HTTP status codes are classified into five “classes.” These are collections of replies with similar or related meanings. Knowing what they are can help you rapidly establish the broad meaning of a status code before searching it up specifically.
The five classes are as follows:
- 100s: Informational codes indicating that the browser-initiated request is still active.
- 200s: When a browser request is received, interpreted, and processed by the server, a success code is returned.
- 300s: When a new resource has been replaced for the requested resource, a redirection code is returned.
- 400s: Client error codes that indicate a problem with the request.
- 500s: Server error codes indicate that the request was accepted but that a server error prohibited it from being fulfilled.

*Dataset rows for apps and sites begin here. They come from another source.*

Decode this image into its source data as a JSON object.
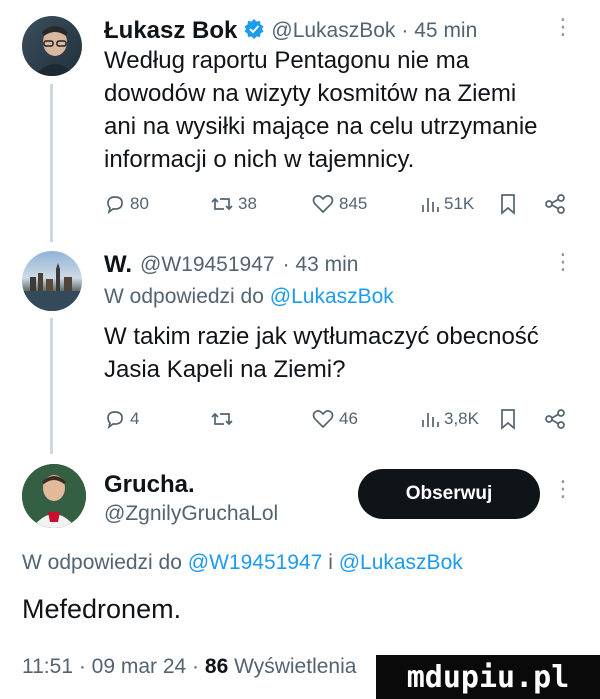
{
  "tweet1": {
    "author_name": "Łukasz Bok",
    "handle": "@LukaszBok",
    "time": "· 45 min",
    "lines": [
      "Według raportu Pentagonu nie ma",
      "dowodów na wizyty kosmitów na Ziemi",
      "ani na wysiłki mające na celu utrzymanie",
      "informacji o nich w tajemnicy."
    ],
    "actions": {
      "replies": "80",
      "retweets": "38",
      "likes": "845",
      "views": "51K"
    }
  },
  "tweet2": {
    "author_name": "W.",
    "handle": "@W19451947",
    "time": "· 43 min",
    "reply_prefix": "W odpowiedzi do",
    "reply_to": "@LukaszBok",
    "lines": [
      "W takim razie jak wytłumaczyć obecność",
      "Jasia Kapeli na Ziemi?"
    ],
    "actions": {
      "replies": "4",
      "retweets": "",
      "likes": "46",
      "views": "3,8K"
    }
  },
  "main_tweet": {
    "author_name": "Grucha.",
    "handle": "@ZgnilyGruchaLol",
    "follow_label": "Obserwuj",
    "reply_prefix": "W odpowiedzi do",
    "reply_to_1": "@W19451947",
    "reply_joiner": "i",
    "reply_to_2": "@LukaszBok",
    "text": "Mefedronem.",
    "timestamp": "11:51 · 09 mar 24 ·",
    "views_count": "86",
    "views_label": "Wyświetlenia"
  },
  "watermark": "mdupiu.pl",
  "colors": {
    "accent": "#1d9bf0",
    "muted": "#536471",
    "verified": "#1d9bf0"
  }
}
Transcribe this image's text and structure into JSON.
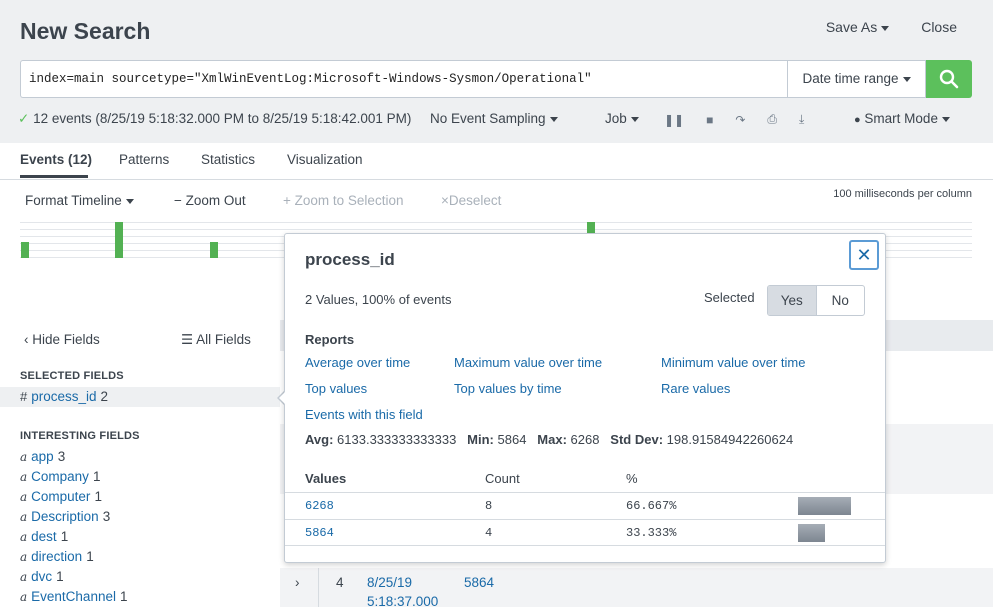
{
  "header": {
    "title": "New Search",
    "save_as": "Save As",
    "close": "Close"
  },
  "search": {
    "query": "index=main sourcetype=\"XmlWinEventLog:Microsoft-Windows-Sysmon/Operational\"",
    "date_range": "Date time range"
  },
  "status": {
    "summary": "12 events (8/25/19 5:18:32.000 PM to 8/25/19 5:18:42.001 PM)",
    "sampling": "No Event Sampling",
    "job": "Job",
    "mode": "Smart Mode"
  },
  "tabs": [
    {
      "label": "Events (12)"
    },
    {
      "label": "Patterns"
    },
    {
      "label": "Statistics"
    },
    {
      "label": "Visualization"
    }
  ],
  "timeline": {
    "format": "Format Timeline",
    "zoom_out": "Zoom Out",
    "zoom_selection": "Zoom to Selection",
    "deselect": "Deselect",
    "scale": "100 milliseconds per column",
    "bar_levels": [
      0.45,
      1.0,
      0.45,
      0.3,
      1.0
    ]
  },
  "sidebar": {
    "hide_fields": "Hide Fields",
    "all_fields": "All Fields",
    "selected_heading": "SELECTED FIELDS",
    "selected_fields": [
      {
        "type": "#",
        "name": "process_id",
        "count": "2"
      }
    ],
    "interesting_heading": "INTERESTING FIELDS",
    "interesting_fields": [
      {
        "type": "a",
        "name": "app",
        "count": "3"
      },
      {
        "type": "a",
        "name": "Company",
        "count": "1"
      },
      {
        "type": "a",
        "name": "Computer",
        "count": "1"
      },
      {
        "type": "a",
        "name": "Description",
        "count": "3"
      },
      {
        "type": "a",
        "name": "dest",
        "count": "1"
      },
      {
        "type": "a",
        "name": "direction",
        "count": "1"
      },
      {
        "type": "a",
        "name": "dvc",
        "count": "1"
      },
      {
        "type": "a",
        "name": "EventChannel",
        "count": "1"
      }
    ]
  },
  "event_row": {
    "index": "4",
    "time_line1": "8/25/19",
    "time_line2": "5:18:37.000",
    "value": "5864"
  },
  "popover": {
    "title": "process_id",
    "summary": "2 Values, 100% of events",
    "selected_label": "Selected",
    "yes": "Yes",
    "no": "No",
    "reports_label": "Reports",
    "reports": [
      "Average over time",
      "Maximum value over time",
      "Minimum value over time",
      "Top values",
      "Top values by time",
      "Rare values",
      "Events with this field"
    ],
    "stats": {
      "avg_label": "Avg:",
      "avg": "6133.333333333333",
      "min_label": "Min:",
      "min": "5864",
      "max_label": "Max:",
      "max": "6268",
      "std_label": "Std Dev:",
      "std": "198.91584942260624"
    },
    "table_headers": {
      "values": "Values",
      "count": "Count",
      "percent": "%"
    },
    "rows": [
      {
        "value": "6268",
        "count": "8",
        "percent": "66.667%",
        "fraction": 0.66667
      },
      {
        "value": "5864",
        "count": "4",
        "percent": "33.333%",
        "fraction": 0.33333
      }
    ]
  }
}
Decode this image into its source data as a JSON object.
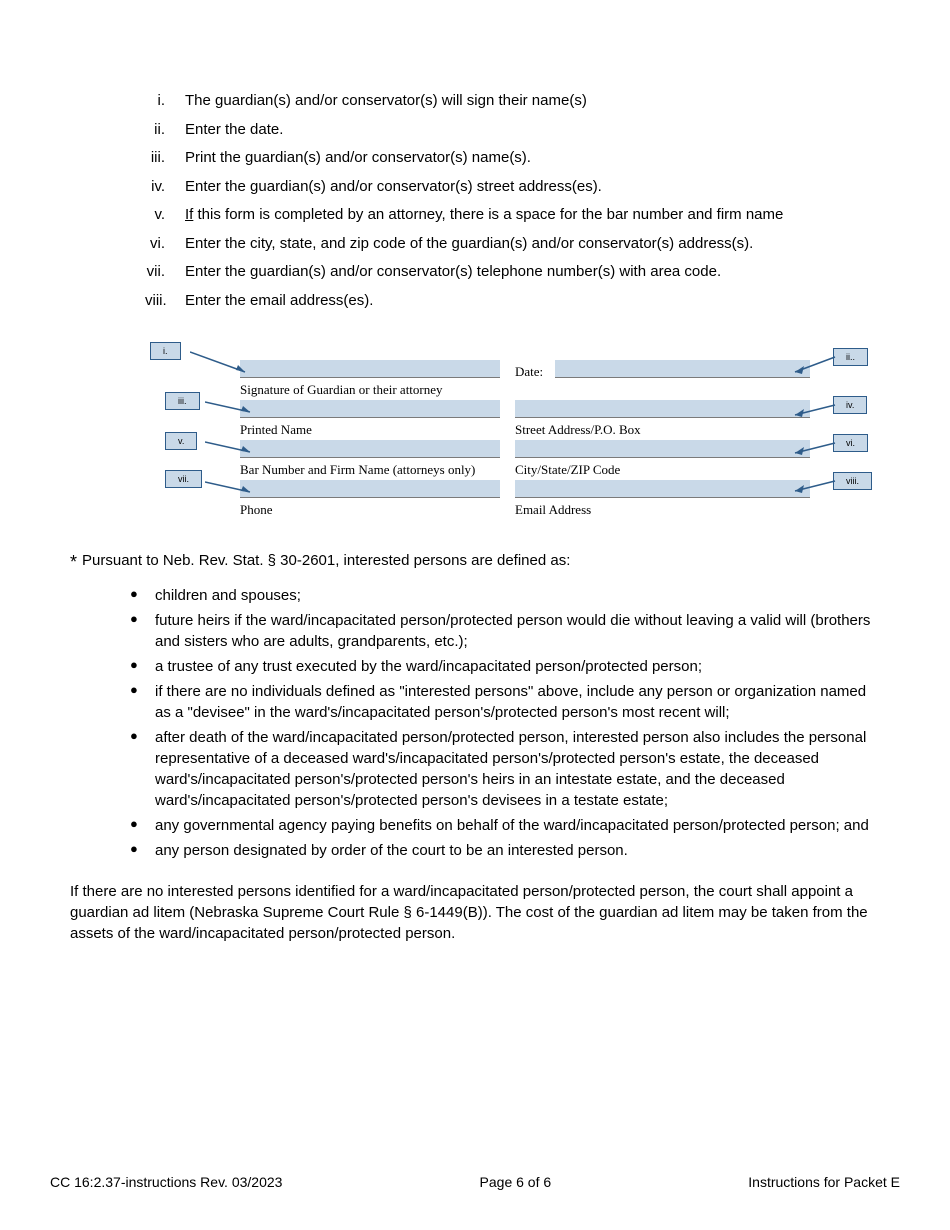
{
  "roman_list": [
    {
      "num": "i.",
      "text": "The guardian(s) and/or conservator(s) will sign their name(s)"
    },
    {
      "num": "ii.",
      "text": "Enter the date."
    },
    {
      "num": "iii.",
      "text": "Print the guardian(s) and/or conservator(s) name(s)."
    },
    {
      "num": "iv.",
      "text": "Enter the guardian(s) and/or conservator(s) street address(es)."
    },
    {
      "num": "v.",
      "text_prefix": "",
      "text_underline": "If",
      "text_suffix": " this form is completed by an attorney, there is a space for the bar number and firm name"
    },
    {
      "num": "vi.",
      "text": "Enter the city, state, and zip code of the guardian(s) and/or conservator(s) address(s)."
    },
    {
      "num": "vii.",
      "text": "Enter the guardian(s) and/or conservator(s) telephone number(s) with area code."
    },
    {
      "num": "viii.",
      "text": "Enter the email address(es)."
    }
  ],
  "form": {
    "date_label": "Date:",
    "sig_label": "Signature of Guardian or their attorney",
    "printed_label": "Printed Name",
    "street_label": "Street Address/P.O. Box",
    "bar_label": "Bar Number and Firm Name (attorneys only)",
    "city_label": "City/State/ZIP Code",
    "phone_label": "Phone",
    "email_label": "Email Address",
    "callouts": {
      "i": "i.",
      "ii": "ii..",
      "iii": "iii.",
      "iv": "iv.",
      "v": "v.",
      "vi": "vi.",
      "vii": "vii.",
      "viii": "viii."
    }
  },
  "star": {
    "intro": "Pursuant to Neb. Rev. Stat. § 30-2601, interested persons are defined as:",
    "bullets": [
      "children and spouses;",
      "future heirs if the ward/incapacitated person/protected person would die without leaving a valid will (brothers and sisters who are adults, grandparents, etc.);",
      "a trustee of any trust executed by the ward/incapacitated person/protected person;",
      "if there are no individuals defined as \"interested persons\" above, include any person or organization named as a \"devisee\" in the ward's/incapacitated person's/protected person's most recent will;",
      "after death of the ward/incapacitated person/protected person, interested person also includes the personal representative of a deceased ward's/incapacitated person's/protected person's estate, the deceased ward's/incapacitated person's/protected person's heirs in an intestate estate, and the deceased ward's/incapacitated person's/protected person's devisees in a testate estate;",
      "any governmental agency paying benefits on behalf of the ward/incapacitated person/protected person; and",
      "any person designated by order of the court to be an interested person."
    ],
    "closing": "If there are no interested persons identified for a ward/incapacitated person/protected person, the court shall appoint a guardian ad litem (Nebraska Supreme Court Rule § 6-1449(B)). The cost of the guardian ad litem may be taken from the assets of the ward/incapacitated person/protected person."
  },
  "footer": {
    "left": "CC 16:2.37-instructions Rev. 03/2023",
    "center": "Page 6 of 6",
    "right": "Instructions for Packet E"
  }
}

While crawling your site, search engine bots notice HTTP status codes. In certain circumstances, these signals can have an impact on whether or not your pages are indexed, as well as how search engines view the health of your site.
In general, HTTP status codes at the 100 and 200 levels will not affect your SEO. They indicate that everything on your site is functioning properly and allows search engine bots to continue their journey. They will not, however, improve your ranks.
HTTP Status Codes: A complete guide and list
While there are over 40 distinct server status codes, you’ll probably only see a few dozen regularly. We’ve addressed the most frequent ones, as well as a couple of the more unusual codes you could still see.
100 Status Codes
A status code of 100 indicates that the request you made to the server is still in progress for any reason. This isn’t inherently an issue; it’s just additional information to keep you informed of what’s going on.
- 100: Continue
- 101: Switching protocols
- 103: Early hints
200 Status Codes
This is the most desirable HTTP status code to be sent. A 200-level response indicates that everything is functioning well.
- 200: Everything is OK
- 201: Created
- 202: Accepted
- 203: Non-Authoritative Information
- 204: No Content
- 205: Reset Content
- 206: Partial Content
300 Status Codes
The technique of communicating that a resource has been relocated is known as redirection. Numerous HTTP status codes accompany redirections to advise users about where to get the content they’re looking for.
- 300: Multiple Choices
- 301: The desired resource has been permanently relocated.
- 302: The requested resource has moved, but it has been located.
400 Status Codes
HTTP status codes become troublesome at the 400 level. These are error codes that indicate a problem with your browser and/or request.
- 400: Bad Request
- 401: Authorization Required
- 403: It is forbidden to use that resource. When a user tries to access something they don’t have authorization to see, this code is returned. Attempting to access password-protected information without logging in, for example, may result in a 403 error.
- 404: The requested resource could not be located.
- 425: Too early
- 426: Upgrade Required
- 428: Precondition Required
- 429: Too many requests
500 Status Codes
Errors are also regarded as 500-level status codes. They do, however, indicate that the issue is with the server. As a result, they may be more difficult to address.
- 500: he server encountered an issue, and the request could not be completed.
- 501: Not implemented
- 502: Bad gateway
- 505: The HTTP version is not supported
- 521: Web server is down
Where can I find more information about HTTP status codes?
There are a few more odd HTTP status codes to learn about in addition to the ones we’ve covered in this list. There are numerous sites available to learn more about these uncommon codes, including:
- Wikipedia has a complete list of HTTP status codes
- Definitions of status codes from the Internet Engineering Task Force (IETF)
- RFC 7231
Knowing these status codes may assist you in resolving certain specific difficulties when managing your own website, or even while encountering them on other websites.
While HTTP status codes may appear to be puzzling or scary at first glance, they are really quite useful. You can fix problems on your site more quickly if you learn some of the most prevalent ones.
From the simpler 100- and 200-level codes to the more complicated 400- and 500-level errors, making sense of these indicators is critical for managing your website and ensuring its accessibility to users.